I’m still at the national conference for the Collegeboard. Yes, that means I’m working on a Saturday (becuase I am VERY dedicated to you). One of the session was a meeting of ACAOPU (yes it is a very silly name) the Association of Chief Admissions Officers of Public Universities. A large discussion there with the big chief of Collegeboard, Gaston Caperton, focused on research about Advanced Placement courses. It seems that just taking the courses isn’t nearly as predictive of success in college as getting good grades in the course, and that becomes even more predictive with good scores on the test. I restrained myself from saying, “Duh.”
I do, however, get asked ALL THE TIME how many AP or IB courses students need to take and how those grades are looked at compared to regular courses, and whether tests will be taken into account. Here’s what some of the most competitive publics said:
We want to see a rigorous curriculum, and generally that means taking some AP/IB courses. there is no specific number, but the competition is increasing as more schools offer them, more of them, and more students take more of them. Also, bogus AP courses make us laugh (one Dean claimed to have seen AP Gym).
The old sarcastic reply was repeated – do we like B in AP or A in regular: we prefer to see A’s in AP courses (kind of a jerk response, but I’ve used it). Truth is that very situation varies so it will change from place to place, student to student, and day to day…but you can assume that at the MOST competitive institutions everyone took very rigorous courses and geneally received great grades (or they can hit the three point from outside the line, or Daddy has his name on a building).
Scores, however, are a different matter. For AP’s taken in your senior year, we don’t even have scores until long after decisions are made. No one reported going back to look at scores after the admission decision was made, or giving much weight to scores they do have.

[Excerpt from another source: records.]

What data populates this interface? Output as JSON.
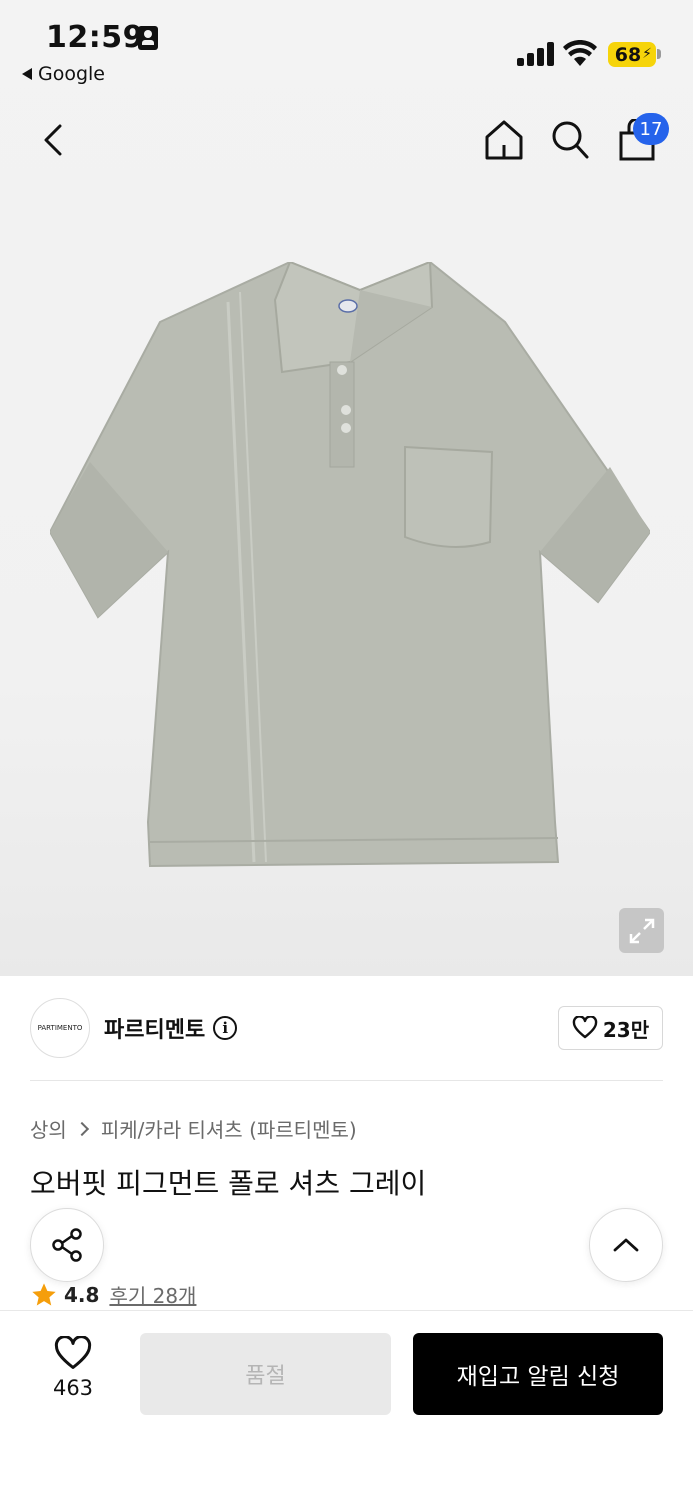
{
  "status_bar": {
    "time": "12:59",
    "back_app": "Google",
    "battery": "68"
  },
  "nav": {
    "cart_badge": "17",
    "icons": [
      "chevron-left-icon",
      "home-icon",
      "search-icon",
      "shopping-bag-icon"
    ]
  },
  "product_image": {
    "colors": {
      "shirt": "#b9bcb3",
      "shirt_shadow": "#a8aba2",
      "background": "#f2f2f2"
    }
  },
  "brand": {
    "logo_text": "PARTIMENTO",
    "name": "파르티멘토",
    "likes": "23만"
  },
  "breadcrumb": {
    "category": "상의",
    "subcategory": "피케/카라 티셔츠 (파르티멘토)"
  },
  "product": {
    "title": "오버핏 피그먼트 폴로 셔츠 그레이",
    "rating": "4.8",
    "reviews": "후기 28개"
  },
  "bottom_bar": {
    "wish_count": "463",
    "soldout_label": "품절",
    "restock_label": "재입고 알림 신청"
  },
  "colors": {
    "accent_badge": "#2563eb",
    "star": "#f59e0b",
    "primary_button": "#000000",
    "disabled_button": "#e9e9e9",
    "battery": "#f6d40a"
  }
}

My take: first, you should try picking courses because they interest and challenge you, and not just to get into a school, since there are plenty of schools and just maybe you should focus on the best learning for yourself. The Collegeboard seems to want EVERY student to take AS MANY AP COURSES AS POSSIBLE. I think that leads to a bit of insanity, and maybe a complete lack of a life. I do think, however, that its great to challenge yourself when given the opportunity and the interest. I’ve mentioned before that one thing to consider is how much you think a course might drop your grades – if its going from an A- to a B+, I wouldn’t sweat it. If you’re pretty sure taking the AP is going to drop from a solid B to a low C or even risk a D, I think that may be a bad decision.
Finally, it’s entirely up o you whether you take the test. If you do well you may get some credits at your college, and if you do lousy it isn’t likely to impact your admission.
I apologize that there isn’t a clear answer on this one – but hey, I didn’t create the system, I just write about it -and try to make the best of it for one (phenomenal) university.
Be seeing you!